» **DATASET**:

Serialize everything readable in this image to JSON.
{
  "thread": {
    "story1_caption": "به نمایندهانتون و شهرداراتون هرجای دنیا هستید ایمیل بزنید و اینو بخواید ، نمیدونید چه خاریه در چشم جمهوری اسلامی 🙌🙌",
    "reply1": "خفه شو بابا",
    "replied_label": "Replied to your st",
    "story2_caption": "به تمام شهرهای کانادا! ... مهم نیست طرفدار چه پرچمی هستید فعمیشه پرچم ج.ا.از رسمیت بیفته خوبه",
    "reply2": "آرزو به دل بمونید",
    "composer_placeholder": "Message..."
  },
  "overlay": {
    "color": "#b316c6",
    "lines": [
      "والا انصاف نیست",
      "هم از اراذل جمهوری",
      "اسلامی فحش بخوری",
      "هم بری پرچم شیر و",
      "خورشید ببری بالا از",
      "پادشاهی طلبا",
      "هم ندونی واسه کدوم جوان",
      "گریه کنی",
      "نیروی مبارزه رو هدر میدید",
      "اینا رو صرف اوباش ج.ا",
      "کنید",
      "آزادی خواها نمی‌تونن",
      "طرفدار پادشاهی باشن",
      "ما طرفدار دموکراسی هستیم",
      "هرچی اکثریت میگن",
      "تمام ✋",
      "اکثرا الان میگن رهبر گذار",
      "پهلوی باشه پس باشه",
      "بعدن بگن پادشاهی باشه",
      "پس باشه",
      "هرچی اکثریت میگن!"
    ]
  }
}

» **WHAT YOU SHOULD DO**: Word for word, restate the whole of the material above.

» **PROBLEM SOLUTION**:
Serialize everything readable in this image to JSON.
{
  "thread": {
    "story1_caption": "به نمایندهانتون و شهرداراتون هرجای دنیا هستید ایمیل بزنید و اینو بخواید ، نمیدونید چه خاریه در چشم جمهوری اسلامی 🙌🙌",
    "reply1": "خفه شو بابا",
    "replied_label": "Replied to your st",
    "story2_caption": "به تمام شهرهای کانادا! ... مهم نیست طرفدار چه پرچمی هستید فعمیشه پرچم ج.ا.از رسمیت بیفته خوبه",
    "reply2": "آرزو به دل بمونید",
    "composer_placeholder": "Message..."
  },
  "overlay": {
    "color": "#b316c6",
    "lines": [
      "والا انصاف نیست",
      "هم از اراذل جمهوری",
      "اسلامی فحش بخوری",
      "هم بری پرچم شیر و",
      "خورشید ببری بالا از",
      "پادشاهی طلبا",
      "هم ندونی واسه کدوم جوان",
      "گریه کنی",
      "نیروی مبارزه رو هدر میدید",
      "اینا رو صرف اوباش ج.ا",
      "کنید",
      "آزادی خواها نمی‌تونن",
      "طرفدار پادشاهی باشن",
      "ما طرفدار دموکراسی هستیم",
      "هرچی اکثریت میگن",
      "تمام ✋",
      "اکثرا الان میگن رهبر گذار",
      "پهلوی باشه پس باشه",
      "بعدن بگن پادشاهی باشه",
      "پس باشه",
      "هرچی اکثریت میگن!"
    ]
  }
}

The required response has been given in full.